Items from an interface collection:

=== Begin Enclosure ===

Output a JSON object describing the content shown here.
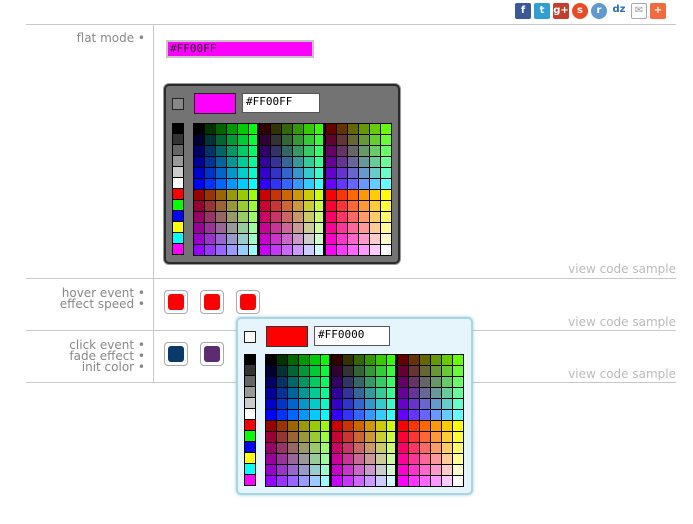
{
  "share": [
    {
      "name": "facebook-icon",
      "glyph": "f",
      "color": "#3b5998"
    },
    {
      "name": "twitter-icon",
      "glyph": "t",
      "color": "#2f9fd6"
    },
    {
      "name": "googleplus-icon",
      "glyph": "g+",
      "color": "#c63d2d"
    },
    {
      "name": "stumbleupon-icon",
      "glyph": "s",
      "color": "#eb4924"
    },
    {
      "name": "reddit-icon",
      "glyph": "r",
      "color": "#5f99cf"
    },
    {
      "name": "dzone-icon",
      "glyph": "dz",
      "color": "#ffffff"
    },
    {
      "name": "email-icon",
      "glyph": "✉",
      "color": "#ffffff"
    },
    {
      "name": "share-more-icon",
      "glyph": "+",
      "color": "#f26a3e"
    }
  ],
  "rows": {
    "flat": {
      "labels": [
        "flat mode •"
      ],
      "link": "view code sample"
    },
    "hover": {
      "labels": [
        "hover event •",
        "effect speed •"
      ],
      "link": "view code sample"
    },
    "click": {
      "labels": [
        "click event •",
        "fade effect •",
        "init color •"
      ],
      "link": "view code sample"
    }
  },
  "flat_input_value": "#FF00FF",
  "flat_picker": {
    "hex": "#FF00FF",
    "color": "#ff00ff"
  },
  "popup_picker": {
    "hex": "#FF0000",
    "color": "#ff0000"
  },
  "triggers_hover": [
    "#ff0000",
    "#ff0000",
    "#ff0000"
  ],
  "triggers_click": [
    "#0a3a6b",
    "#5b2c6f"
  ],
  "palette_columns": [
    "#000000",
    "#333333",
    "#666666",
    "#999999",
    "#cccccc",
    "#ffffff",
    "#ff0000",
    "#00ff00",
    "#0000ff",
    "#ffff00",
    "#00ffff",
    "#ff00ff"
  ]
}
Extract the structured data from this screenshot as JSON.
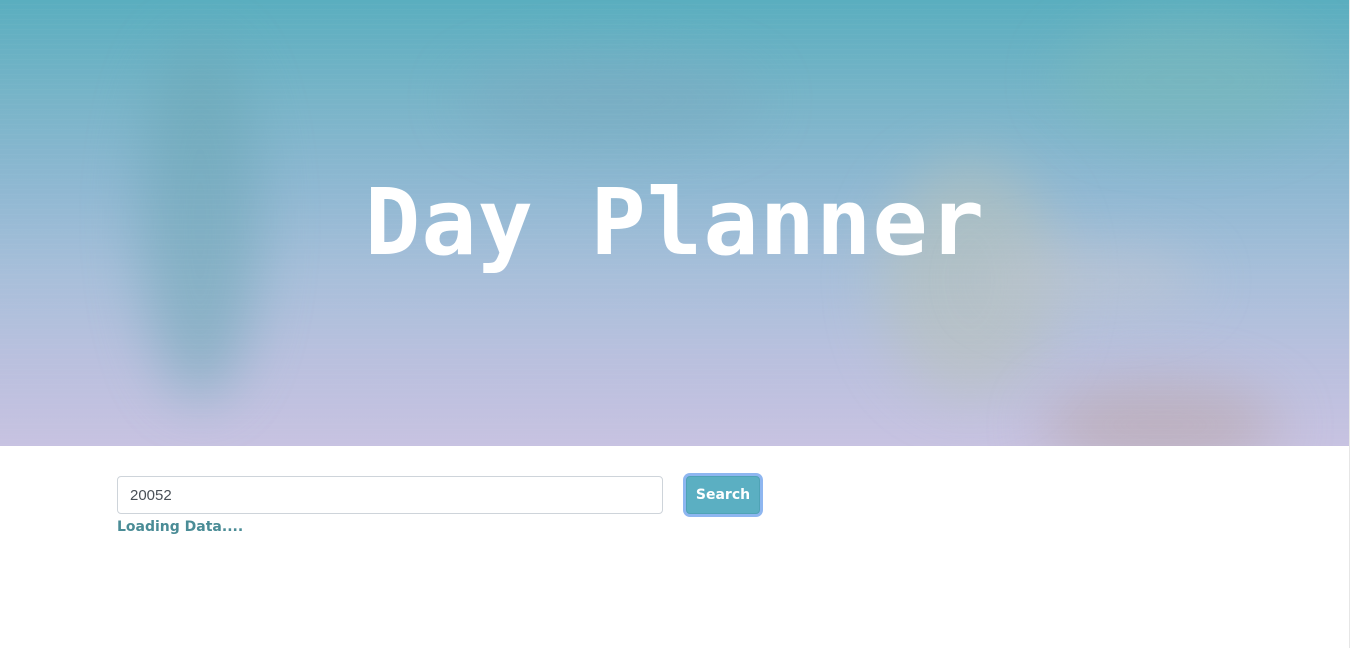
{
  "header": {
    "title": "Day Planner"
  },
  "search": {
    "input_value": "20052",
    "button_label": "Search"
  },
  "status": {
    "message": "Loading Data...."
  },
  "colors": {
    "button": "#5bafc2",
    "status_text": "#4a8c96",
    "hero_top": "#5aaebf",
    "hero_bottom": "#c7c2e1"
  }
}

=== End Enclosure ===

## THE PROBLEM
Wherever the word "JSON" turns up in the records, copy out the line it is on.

## REPLY
Output a JSON object describing the content shown here.
Extract the structured data from this screenshot as JSON.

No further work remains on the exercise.